**ACTIVITY**
Below is a block of records; please copy all of them exactly.

(Excerpts from an interface dataset)

........

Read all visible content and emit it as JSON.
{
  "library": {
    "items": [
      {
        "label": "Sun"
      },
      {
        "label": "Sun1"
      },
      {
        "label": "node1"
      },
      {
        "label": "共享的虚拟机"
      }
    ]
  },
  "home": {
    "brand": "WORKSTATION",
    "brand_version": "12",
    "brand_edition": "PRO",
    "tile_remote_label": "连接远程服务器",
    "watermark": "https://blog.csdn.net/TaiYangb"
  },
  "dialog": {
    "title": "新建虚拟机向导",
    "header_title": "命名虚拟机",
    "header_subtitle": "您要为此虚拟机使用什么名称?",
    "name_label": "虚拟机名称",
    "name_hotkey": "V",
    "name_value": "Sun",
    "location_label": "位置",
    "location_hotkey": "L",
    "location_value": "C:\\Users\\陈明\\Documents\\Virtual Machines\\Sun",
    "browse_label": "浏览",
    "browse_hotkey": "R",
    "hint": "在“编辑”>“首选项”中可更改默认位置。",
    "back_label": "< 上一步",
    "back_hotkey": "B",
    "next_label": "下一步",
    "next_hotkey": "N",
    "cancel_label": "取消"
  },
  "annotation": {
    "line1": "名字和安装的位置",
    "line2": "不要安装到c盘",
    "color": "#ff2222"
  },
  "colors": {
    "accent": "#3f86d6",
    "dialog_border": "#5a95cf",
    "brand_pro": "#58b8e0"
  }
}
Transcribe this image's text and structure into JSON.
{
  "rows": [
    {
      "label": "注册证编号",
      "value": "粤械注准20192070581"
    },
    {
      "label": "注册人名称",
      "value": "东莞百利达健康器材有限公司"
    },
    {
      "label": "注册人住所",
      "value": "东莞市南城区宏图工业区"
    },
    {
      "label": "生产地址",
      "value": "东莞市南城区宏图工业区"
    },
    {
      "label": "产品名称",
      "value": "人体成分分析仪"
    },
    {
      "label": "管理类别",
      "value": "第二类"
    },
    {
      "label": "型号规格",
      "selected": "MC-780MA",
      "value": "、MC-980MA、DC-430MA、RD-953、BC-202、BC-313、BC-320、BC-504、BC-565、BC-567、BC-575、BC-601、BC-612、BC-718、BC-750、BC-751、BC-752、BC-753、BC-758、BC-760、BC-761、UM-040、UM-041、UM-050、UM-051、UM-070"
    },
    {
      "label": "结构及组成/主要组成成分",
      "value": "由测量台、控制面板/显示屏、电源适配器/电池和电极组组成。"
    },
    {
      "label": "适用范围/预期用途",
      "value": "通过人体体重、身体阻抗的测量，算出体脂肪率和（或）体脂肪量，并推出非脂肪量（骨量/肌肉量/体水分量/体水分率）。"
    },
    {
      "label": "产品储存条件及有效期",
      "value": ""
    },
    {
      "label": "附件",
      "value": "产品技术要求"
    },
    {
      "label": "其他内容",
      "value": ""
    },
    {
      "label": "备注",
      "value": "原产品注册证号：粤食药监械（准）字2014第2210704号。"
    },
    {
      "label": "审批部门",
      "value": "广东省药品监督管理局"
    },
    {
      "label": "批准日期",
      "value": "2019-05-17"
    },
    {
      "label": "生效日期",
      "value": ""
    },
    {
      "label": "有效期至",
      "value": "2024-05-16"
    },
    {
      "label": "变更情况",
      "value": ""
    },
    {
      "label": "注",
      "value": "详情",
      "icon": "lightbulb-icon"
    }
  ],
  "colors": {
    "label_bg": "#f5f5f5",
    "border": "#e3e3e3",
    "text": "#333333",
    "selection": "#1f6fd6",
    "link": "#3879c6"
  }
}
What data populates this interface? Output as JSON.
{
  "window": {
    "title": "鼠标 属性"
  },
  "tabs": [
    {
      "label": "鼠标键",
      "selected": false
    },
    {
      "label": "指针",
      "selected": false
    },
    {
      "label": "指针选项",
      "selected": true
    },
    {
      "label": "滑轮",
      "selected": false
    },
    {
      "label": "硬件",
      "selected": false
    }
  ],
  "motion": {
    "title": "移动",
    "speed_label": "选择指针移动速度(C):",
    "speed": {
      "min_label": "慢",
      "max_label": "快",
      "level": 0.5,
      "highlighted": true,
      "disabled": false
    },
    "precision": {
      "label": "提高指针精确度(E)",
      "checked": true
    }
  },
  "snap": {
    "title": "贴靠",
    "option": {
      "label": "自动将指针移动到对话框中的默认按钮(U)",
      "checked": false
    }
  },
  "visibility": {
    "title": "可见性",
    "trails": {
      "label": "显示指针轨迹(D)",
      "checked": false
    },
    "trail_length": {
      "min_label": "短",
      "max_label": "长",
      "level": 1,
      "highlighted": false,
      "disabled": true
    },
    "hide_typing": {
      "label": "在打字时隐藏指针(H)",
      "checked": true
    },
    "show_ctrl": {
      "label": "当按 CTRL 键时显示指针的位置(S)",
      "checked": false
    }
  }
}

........

**RESULT FOR THIS EXERCISE**
Read all visible content and emit it as JSON.
{
  "library": {
    "items": [
      {
        "label": "Sun"
      },
      {
        "label": "Sun1"
      },
      {
        "label": "node1"
      },
      {
        "label": "共享的虚拟机"
      }
    ]
  },
  "home": {
    "brand": "WORKSTATION",
    "brand_version": "12",
    "brand_edition": "PRO",
    "tile_remote_label": "连接远程服务器",
    "watermark": "https://blog.csdn.net/TaiYangb"
  },
  "dialog": {
    "title": "新建虚拟机向导",
    "header_title": "命名虚拟机",
    "header_subtitle": "您要为此虚拟机使用什么名称?",
    "name_label": "虚拟机名称",
    "name_hotkey": "V",
    "name_value": "Sun",
    "location_label": "位置",
    "location_hotkey": "L",
    "location_value": "C:\\Users\\陈明\\Documents\\Virtual Machines\\Sun",
    "browse_label": "浏览",
    "browse_hotkey": "R",
    "hint": "在“编辑”>“首选项”中可更改默认位置。",
    "back_label": "< 上一步",
    "back_hotkey": "B",
    "next_label": "下一步",
    "next_hotkey": "N",
    "cancel_label": "取消"
  },
  "annotation": {
    "line1": "名字和安装的位置",
    "line2": "不要安装到c盘",
    "color": "#ff2222"
  },
  "colors": {
    "accent": "#3f86d6",
    "dialog_border": "#5a95cf",
    "brand_pro": "#58b8e0"
  }
}
Transcribe this image's text and structure into JSON.
{
  "rows": [
    {
      "label": "注册证编号",
      "value": "粤械注准20192070581"
    },
    {
      "label": "注册人名称",
      "value": "东莞百利达健康器材有限公司"
    },
    {
      "label": "注册人住所",
      "value": "东莞市南城区宏图工业区"
    },
    {
      "label": "生产地址",
      "value": "东莞市南城区宏图工业区"
    },
    {
      "label": "产品名称",
      "value": "人体成分分析仪"
    },
    {
      "label": "管理类别",
      "value": "第二类"
    },
    {
      "label": "型号规格",
      "selected": "MC-780MA",
      "value": "、MC-980MA、DC-430MA、RD-953、BC-202、BC-313、BC-320、BC-504、BC-565、BC-567、BC-575、BC-601、BC-612、BC-718、BC-750、BC-751、BC-752、BC-753、BC-758、BC-760、BC-761、UM-040、UM-041、UM-050、UM-051、UM-070"
    },
    {
      "label": "结构及组成/主要组成成分",
      "value": "由测量台、控制面板/显示屏、电源适配器/电池和电极组组成。"
    },
    {
      "label": "适用范围/预期用途",
      "value": "通过人体体重、身体阻抗的测量，算出体脂肪率和（或）体脂肪量，并推出非脂肪量（骨量/肌肉量/体水分量/体水分率）。"
    },
    {
      "label": "产品储存条件及有效期",
      "value": ""
    },
    {
      "label": "附件",
      "value": "产品技术要求"
    },
    {
      "label": "其他内容",
      "value": ""
    },
    {
      "label": "备注",
      "value": "原产品注册证号：粤食药监械（准）字2014第2210704号。"
    },
    {
      "label": "审批部门",
      "value": "广东省药品监督管理局"
    },
    {
      "label": "批准日期",
      "value": "2019-05-17"
    },
    {
      "label": "生效日期",
      "value": ""
    },
    {
      "label": "有效期至",
      "value": "2024-05-16"
    },
    {
      "label": "变更情况",
      "value": ""
    },
    {
      "label": "注",
      "value": "详情",
      "icon": "lightbulb-icon"
    }
  ],
  "colors": {
    "label_bg": "#f5f5f5",
    "border": "#e3e3e3",
    "text": "#333333",
    "selection": "#1f6fd6",
    "link": "#3879c6"
  }
}
What data populates this interface? Output as JSON.
{
  "window": {
    "title": "鼠标 属性"
  },
  "tabs": [
    {
      "label": "鼠标键",
      "selected": false
    },
    {
      "label": "指针",
      "selected": false
    },
    {
      "label": "指针选项",
      "selected": true
    },
    {
      "label": "滑轮",
      "selected": false
    },
    {
      "label": "硬件",
      "selected": false
    }
  ],
  "motion": {
    "title": "移动",
    "speed_label": "选择指针移动速度(C):",
    "speed": {
      "min_label": "慢",
      "max_label": "快",
      "level": 0.5,
      "highlighted": true,
      "disabled": false
    },
    "precision": {
      "label": "提高指针精确度(E)",
      "checked": true
    }
  },
  "snap": {
    "title": "贴靠",
    "option": {
      "label": "自动将指针移动到对话框中的默认按钮(U)",
      "checked": false
    }
  },
  "visibility": {
    "title": "可见性",
    "trails": {
      "label": "显示指针轨迹(D)",
      "checked": false
    },
    "trail_length": {
      "min_label": "短",
      "max_label": "长",
      "level": 1,
      "highlighted": false,
      "disabled": true
    },
    "hide_typing": {
      "label": "在打字时隐藏指针(H)",
      "checked": true
    },
    "show_ctrl": {
      "label": "当按 CTRL 键时显示指针的位置(S)",
      "checked": false
    }
  }
}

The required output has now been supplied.